● **Assigned task**:
Please give the number of lines in the records below where the word "right" occurs, and nothing else.

● **Data supplied**:
################
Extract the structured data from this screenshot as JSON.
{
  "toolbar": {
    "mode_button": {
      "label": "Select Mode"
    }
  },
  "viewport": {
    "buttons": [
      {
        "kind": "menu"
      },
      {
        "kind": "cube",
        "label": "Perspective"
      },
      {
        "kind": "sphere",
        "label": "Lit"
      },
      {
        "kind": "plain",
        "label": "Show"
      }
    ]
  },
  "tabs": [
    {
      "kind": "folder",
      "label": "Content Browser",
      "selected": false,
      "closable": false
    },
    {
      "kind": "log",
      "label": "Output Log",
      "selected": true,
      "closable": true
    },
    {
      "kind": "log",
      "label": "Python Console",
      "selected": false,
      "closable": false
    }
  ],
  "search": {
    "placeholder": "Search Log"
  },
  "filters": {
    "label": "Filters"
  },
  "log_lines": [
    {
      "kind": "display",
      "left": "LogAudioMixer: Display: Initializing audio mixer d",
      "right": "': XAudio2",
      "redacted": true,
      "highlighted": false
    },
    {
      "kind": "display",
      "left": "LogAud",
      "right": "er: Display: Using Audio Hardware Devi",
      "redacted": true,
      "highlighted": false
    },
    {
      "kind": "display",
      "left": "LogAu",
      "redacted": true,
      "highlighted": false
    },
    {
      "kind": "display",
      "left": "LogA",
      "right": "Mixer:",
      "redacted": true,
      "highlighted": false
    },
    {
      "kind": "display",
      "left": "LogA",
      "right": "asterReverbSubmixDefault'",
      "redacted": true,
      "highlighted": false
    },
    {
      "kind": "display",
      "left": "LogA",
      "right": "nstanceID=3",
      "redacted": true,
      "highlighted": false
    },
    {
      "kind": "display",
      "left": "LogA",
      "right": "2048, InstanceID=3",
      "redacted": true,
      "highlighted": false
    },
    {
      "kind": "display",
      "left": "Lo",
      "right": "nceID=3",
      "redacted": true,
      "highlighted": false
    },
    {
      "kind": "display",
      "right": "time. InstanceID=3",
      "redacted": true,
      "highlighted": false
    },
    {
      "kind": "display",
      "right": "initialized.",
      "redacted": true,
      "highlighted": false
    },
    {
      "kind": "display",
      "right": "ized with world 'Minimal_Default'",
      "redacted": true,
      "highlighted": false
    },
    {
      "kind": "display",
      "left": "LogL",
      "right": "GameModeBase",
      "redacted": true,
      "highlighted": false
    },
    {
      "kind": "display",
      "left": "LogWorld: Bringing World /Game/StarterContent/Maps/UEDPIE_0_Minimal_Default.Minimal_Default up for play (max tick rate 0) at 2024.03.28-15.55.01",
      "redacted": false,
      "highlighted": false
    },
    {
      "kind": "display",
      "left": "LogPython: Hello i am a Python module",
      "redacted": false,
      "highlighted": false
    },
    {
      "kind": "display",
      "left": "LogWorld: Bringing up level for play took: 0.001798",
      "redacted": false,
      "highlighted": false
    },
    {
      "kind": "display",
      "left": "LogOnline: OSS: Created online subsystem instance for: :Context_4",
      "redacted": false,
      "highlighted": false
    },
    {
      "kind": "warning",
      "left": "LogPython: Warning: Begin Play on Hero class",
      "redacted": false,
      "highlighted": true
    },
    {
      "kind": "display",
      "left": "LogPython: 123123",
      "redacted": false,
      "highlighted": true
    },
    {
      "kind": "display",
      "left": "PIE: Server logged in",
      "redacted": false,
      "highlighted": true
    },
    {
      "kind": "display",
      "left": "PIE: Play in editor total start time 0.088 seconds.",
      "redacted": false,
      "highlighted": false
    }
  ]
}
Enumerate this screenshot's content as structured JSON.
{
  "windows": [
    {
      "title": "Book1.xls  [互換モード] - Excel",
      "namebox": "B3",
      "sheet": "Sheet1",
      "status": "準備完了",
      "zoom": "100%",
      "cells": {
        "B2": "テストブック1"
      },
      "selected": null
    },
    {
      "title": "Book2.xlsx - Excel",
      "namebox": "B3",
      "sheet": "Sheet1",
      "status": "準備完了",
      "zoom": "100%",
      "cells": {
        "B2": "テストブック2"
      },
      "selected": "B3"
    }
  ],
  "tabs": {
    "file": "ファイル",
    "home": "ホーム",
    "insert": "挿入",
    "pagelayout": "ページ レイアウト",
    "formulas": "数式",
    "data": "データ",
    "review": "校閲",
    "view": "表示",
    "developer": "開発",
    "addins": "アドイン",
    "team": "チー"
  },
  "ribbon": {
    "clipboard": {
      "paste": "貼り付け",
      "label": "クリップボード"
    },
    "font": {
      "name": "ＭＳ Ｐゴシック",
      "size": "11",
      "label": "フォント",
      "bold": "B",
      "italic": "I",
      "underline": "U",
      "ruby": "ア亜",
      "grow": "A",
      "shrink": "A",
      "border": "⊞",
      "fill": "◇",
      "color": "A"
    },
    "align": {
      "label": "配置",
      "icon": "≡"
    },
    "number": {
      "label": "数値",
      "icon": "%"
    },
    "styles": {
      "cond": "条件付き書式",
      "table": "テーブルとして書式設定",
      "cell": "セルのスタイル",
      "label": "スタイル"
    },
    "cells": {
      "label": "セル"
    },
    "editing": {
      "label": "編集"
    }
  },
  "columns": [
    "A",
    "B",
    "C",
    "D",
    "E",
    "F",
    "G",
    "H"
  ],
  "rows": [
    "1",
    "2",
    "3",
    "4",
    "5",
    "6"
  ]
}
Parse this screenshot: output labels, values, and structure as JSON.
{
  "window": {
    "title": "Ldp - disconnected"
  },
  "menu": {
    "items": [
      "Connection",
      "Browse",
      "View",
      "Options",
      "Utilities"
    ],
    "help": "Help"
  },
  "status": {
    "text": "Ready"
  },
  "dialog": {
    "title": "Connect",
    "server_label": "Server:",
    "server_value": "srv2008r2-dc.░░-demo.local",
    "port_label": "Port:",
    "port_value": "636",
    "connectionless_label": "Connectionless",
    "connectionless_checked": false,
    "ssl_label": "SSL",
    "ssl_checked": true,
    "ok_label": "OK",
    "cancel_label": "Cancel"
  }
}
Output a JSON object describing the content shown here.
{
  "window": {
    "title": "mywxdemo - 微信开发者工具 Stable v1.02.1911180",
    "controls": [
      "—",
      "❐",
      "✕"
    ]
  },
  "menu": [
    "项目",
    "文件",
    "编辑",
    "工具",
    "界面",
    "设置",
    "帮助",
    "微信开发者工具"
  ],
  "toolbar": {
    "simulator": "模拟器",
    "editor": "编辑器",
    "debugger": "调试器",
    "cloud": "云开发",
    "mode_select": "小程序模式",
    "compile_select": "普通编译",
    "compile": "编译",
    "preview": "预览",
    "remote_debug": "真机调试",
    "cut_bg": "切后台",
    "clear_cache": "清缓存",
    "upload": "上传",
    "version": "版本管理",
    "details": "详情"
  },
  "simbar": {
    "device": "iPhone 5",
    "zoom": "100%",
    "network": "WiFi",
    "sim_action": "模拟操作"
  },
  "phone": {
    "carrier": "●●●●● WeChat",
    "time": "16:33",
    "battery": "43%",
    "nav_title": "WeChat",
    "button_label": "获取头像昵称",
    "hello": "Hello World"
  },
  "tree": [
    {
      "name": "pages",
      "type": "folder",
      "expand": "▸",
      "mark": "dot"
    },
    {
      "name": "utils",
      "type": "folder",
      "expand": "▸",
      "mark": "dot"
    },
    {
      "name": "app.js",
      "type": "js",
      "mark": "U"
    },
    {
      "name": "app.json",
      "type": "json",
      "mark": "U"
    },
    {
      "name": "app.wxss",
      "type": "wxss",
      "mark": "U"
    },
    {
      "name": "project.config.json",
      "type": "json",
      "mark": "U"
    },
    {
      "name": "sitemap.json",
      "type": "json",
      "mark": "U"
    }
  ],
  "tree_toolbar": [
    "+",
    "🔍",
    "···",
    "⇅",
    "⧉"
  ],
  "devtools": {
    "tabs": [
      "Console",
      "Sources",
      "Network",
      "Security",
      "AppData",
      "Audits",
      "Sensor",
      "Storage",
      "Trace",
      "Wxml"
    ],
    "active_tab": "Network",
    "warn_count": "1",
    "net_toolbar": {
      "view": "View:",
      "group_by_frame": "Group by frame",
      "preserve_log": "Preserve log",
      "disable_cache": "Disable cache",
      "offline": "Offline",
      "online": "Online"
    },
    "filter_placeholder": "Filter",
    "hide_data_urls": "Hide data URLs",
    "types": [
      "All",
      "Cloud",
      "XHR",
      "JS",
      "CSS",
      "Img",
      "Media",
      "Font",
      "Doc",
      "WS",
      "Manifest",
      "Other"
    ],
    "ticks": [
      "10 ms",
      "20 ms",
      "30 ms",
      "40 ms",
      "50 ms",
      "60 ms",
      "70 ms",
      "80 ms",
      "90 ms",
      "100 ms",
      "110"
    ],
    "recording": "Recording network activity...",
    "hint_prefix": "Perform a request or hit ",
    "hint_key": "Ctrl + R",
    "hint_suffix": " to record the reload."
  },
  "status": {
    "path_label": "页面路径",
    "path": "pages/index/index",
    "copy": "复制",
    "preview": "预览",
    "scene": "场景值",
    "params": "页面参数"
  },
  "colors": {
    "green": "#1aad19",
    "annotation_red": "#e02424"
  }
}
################
● **Your solution**:
11